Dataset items

________________

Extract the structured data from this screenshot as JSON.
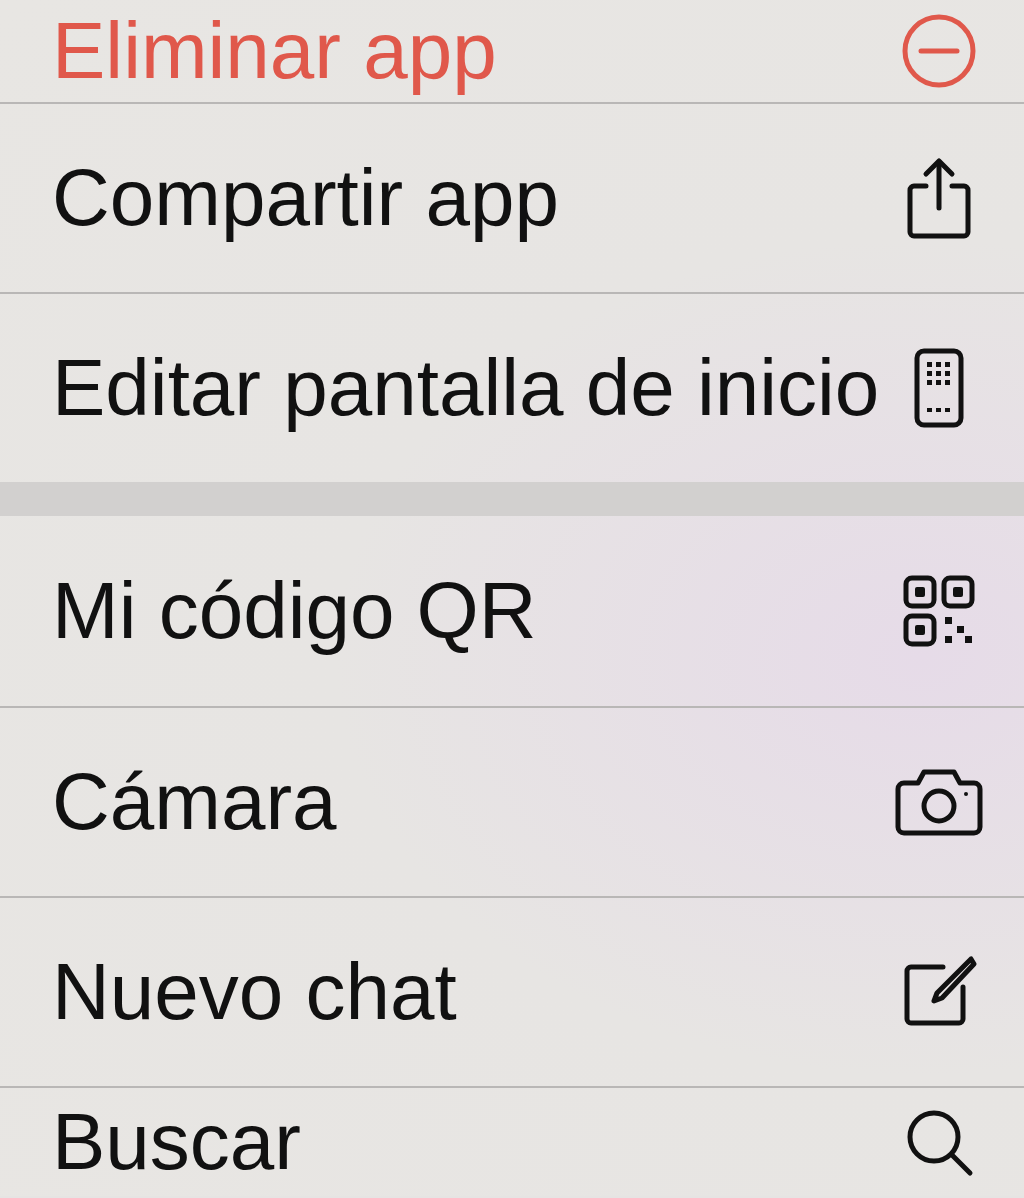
{
  "menu": {
    "groups": [
      {
        "items": [
          {
            "label": "Eliminar app",
            "kind": "destructive"
          },
          {
            "label": "Compartir app",
            "kind": "normal"
          },
          {
            "label": "Editar pantalla de inicio",
            "kind": "normal"
          }
        ]
      },
      {
        "items": [
          {
            "label": "Mi código QR",
            "kind": "normal"
          },
          {
            "label": "Cámara",
            "kind": "normal"
          },
          {
            "label": "Nuevo chat",
            "kind": "normal"
          },
          {
            "label": "Buscar",
            "kind": "normal"
          }
        ]
      }
    ]
  }
}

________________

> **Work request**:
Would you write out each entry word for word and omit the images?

> **Exercise solution**:
Extract the structured data from this screenshot as JSON.
{
  "menu": {
    "groups": [
      {
        "items": [
          {
            "label": "Eliminar app",
            "kind": "destructive"
          },
          {
            "label": "Compartir app",
            "kind": "normal"
          },
          {
            "label": "Editar pantalla de inicio",
            "kind": "normal"
          }
        ]
      },
      {
        "items": [
          {
            "label": "Mi código QR",
            "kind": "normal"
          },
          {
            "label": "Cámara",
            "kind": "normal"
          },
          {
            "label": "Nuevo chat",
            "kind": "normal"
          },
          {
            "label": "Buscar",
            "kind": "normal"
          }
        ]
      }
    ]
  }
}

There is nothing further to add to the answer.